To imagine that trans people, and trans women in particular, are not similarly or more intensely impacted by patriarchal structural violence is to accept a transphobic logic, and to miss a critical opportunity for how, as RH Reality Check blogger Kyra pointed out recently, “addressing...transmisogyny can strengthen the mission of women’s colleges.” She also notes that simply changing the admissions policy to invite applications from trans people is not a commitment to making women’s colleges accessible and safe for trans women, either. This won't happen overnight, but I hope that these recent changes to admissions policies index a future where women’s spaces and feminist coalition-building might be envisioned more intersectionally and in more critical terms, outside of the context of private institutions.
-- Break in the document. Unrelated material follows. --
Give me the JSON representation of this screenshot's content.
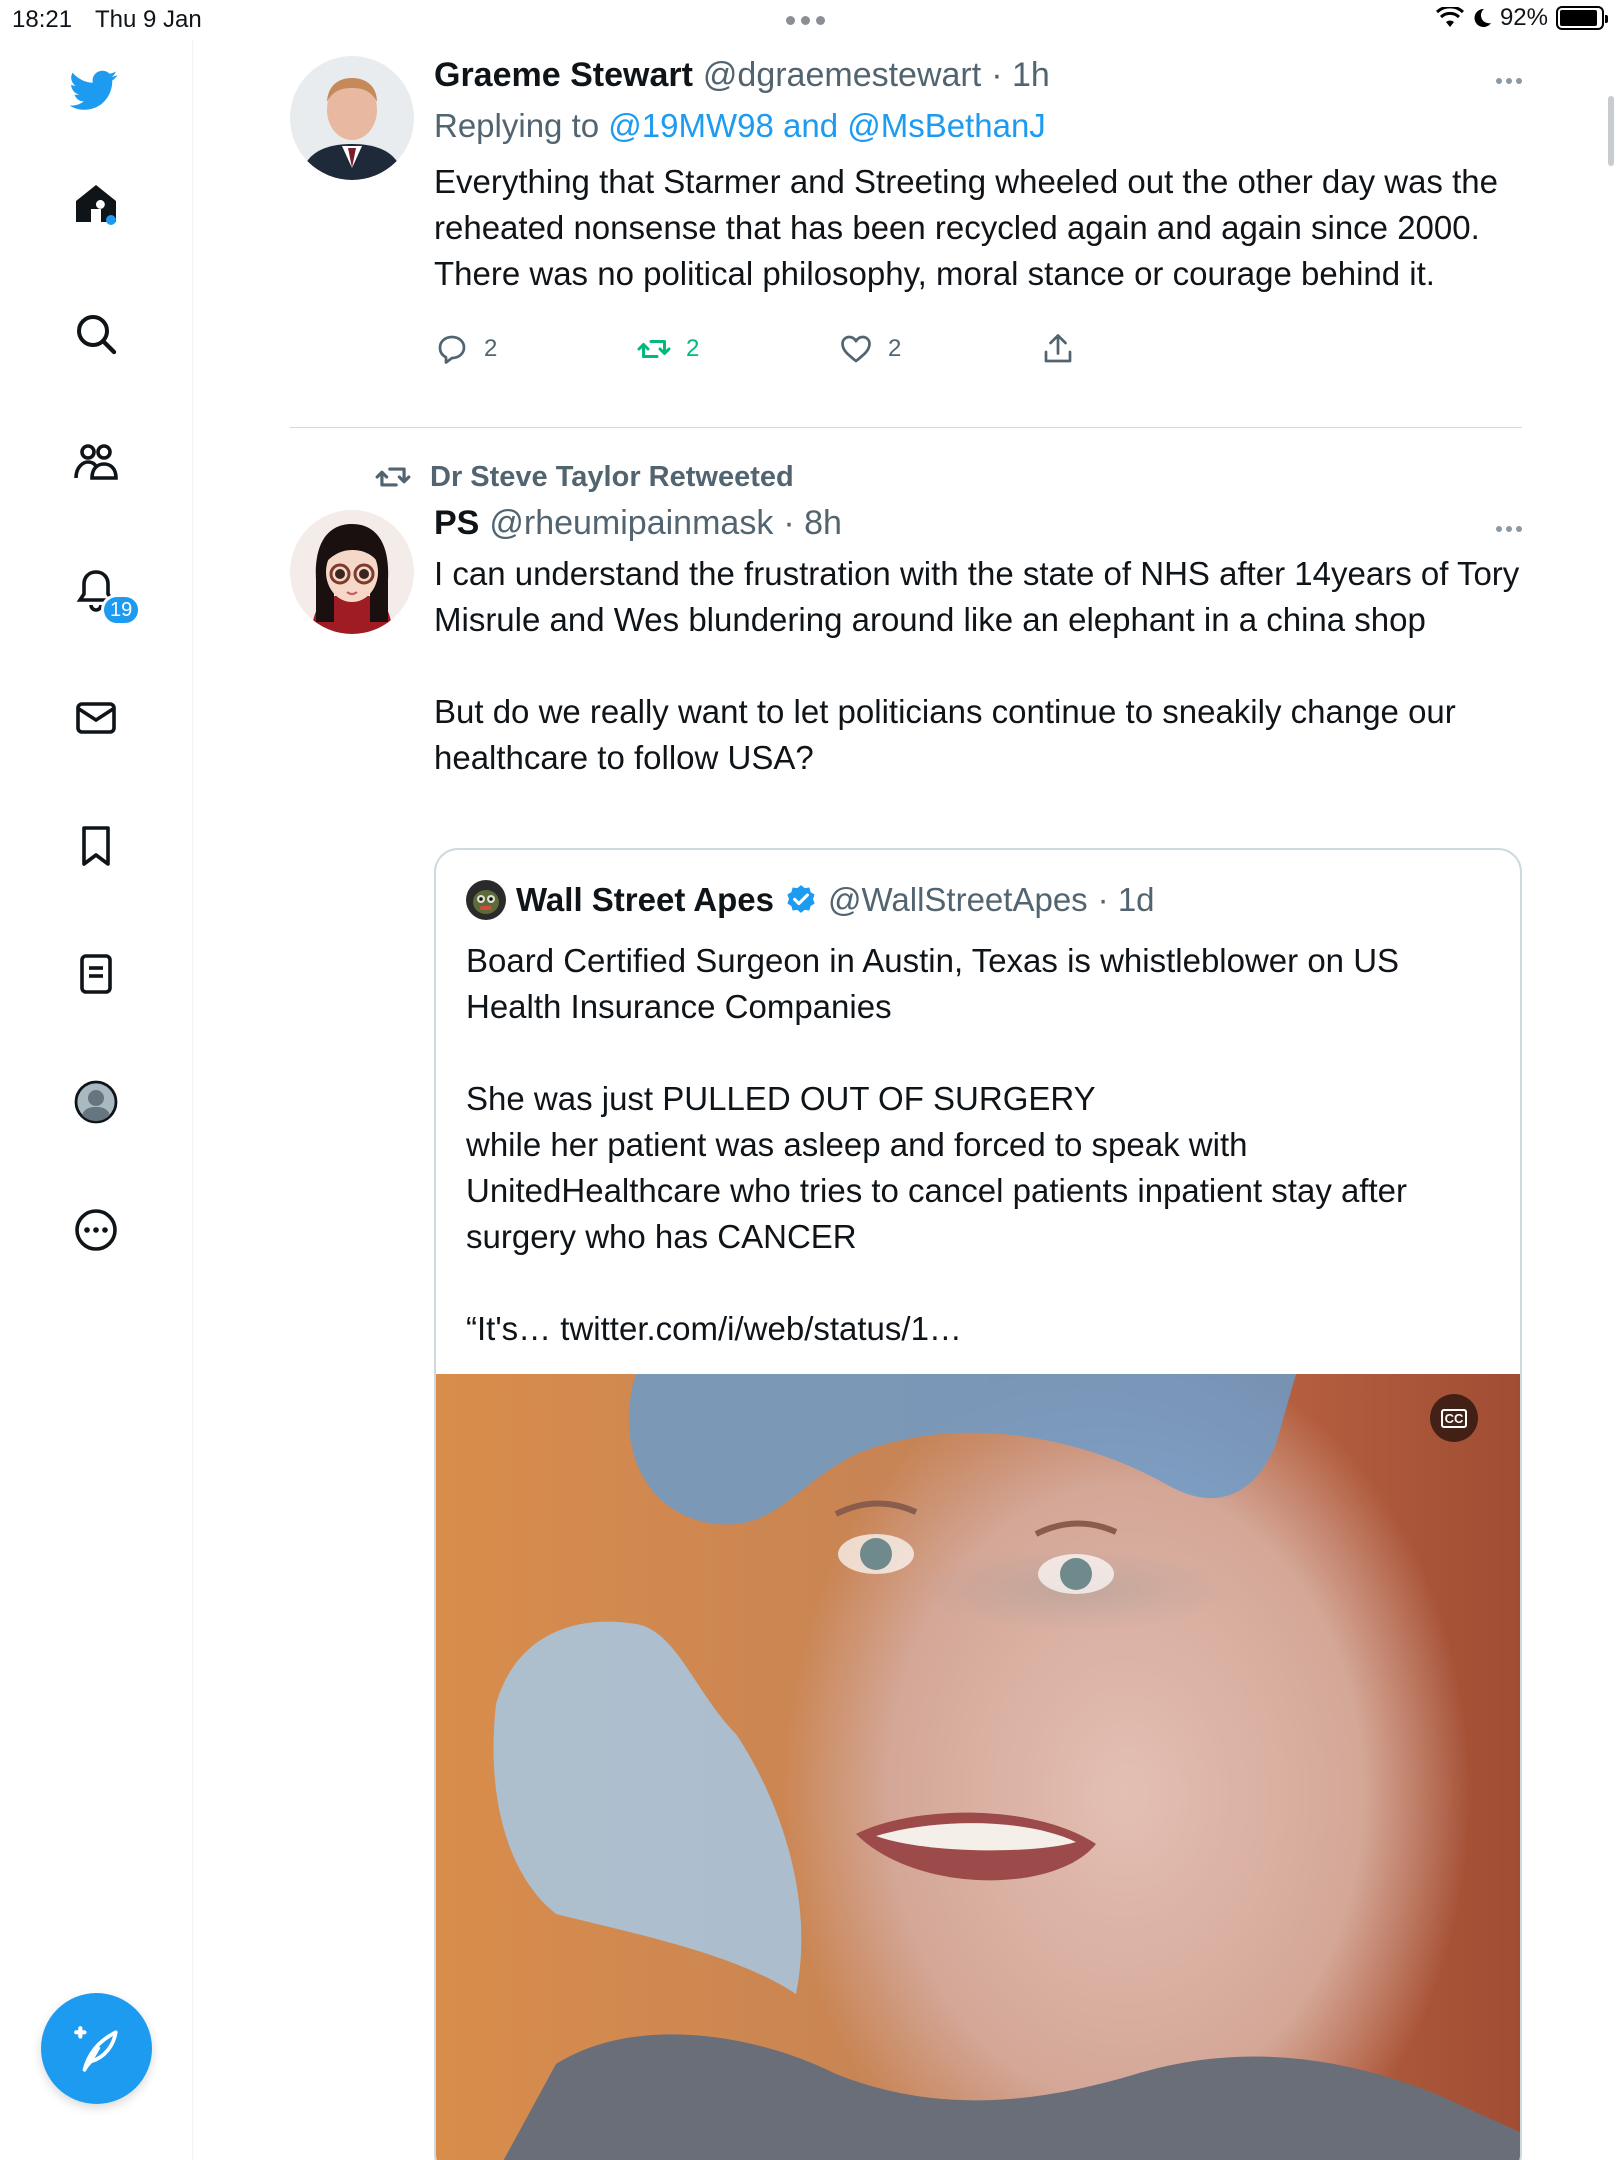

Don’t get me wrong: I loved my time at Bryn Mawr, and while patriarchy persists, I believe that it can be powerful to create spaces in which female- and feminine-identified people of all stripes can come together and organize against patriarchy. But institutions will not save us, and feminist justice cannot brook transphobia. Any institution built on a logic that pits the fortunes of cisgendered women against those of trans women, or the fortunes of feminism against any other anti-oppressive framework, is working against what it may otherwise claim to support. A history of feminist engagement is not a reason to sustain an institution if it cannot maintain that orientation in the present. Trans liberation needs to be at the heart of feminist organizing, not included as an afterthought or a lip-service concession. This is not a matter of political correctness, but a matter of committing to a critical feminist politics. When we begin protecting the prerogatives of institutions over the prerogatives of the people those very institutions make vulnerable, we’ve made an egregious wrong turn in the fight for gender liberation. Critical feminist politics and trans liberation are not at loggerheads; they’re siblings in the struggle.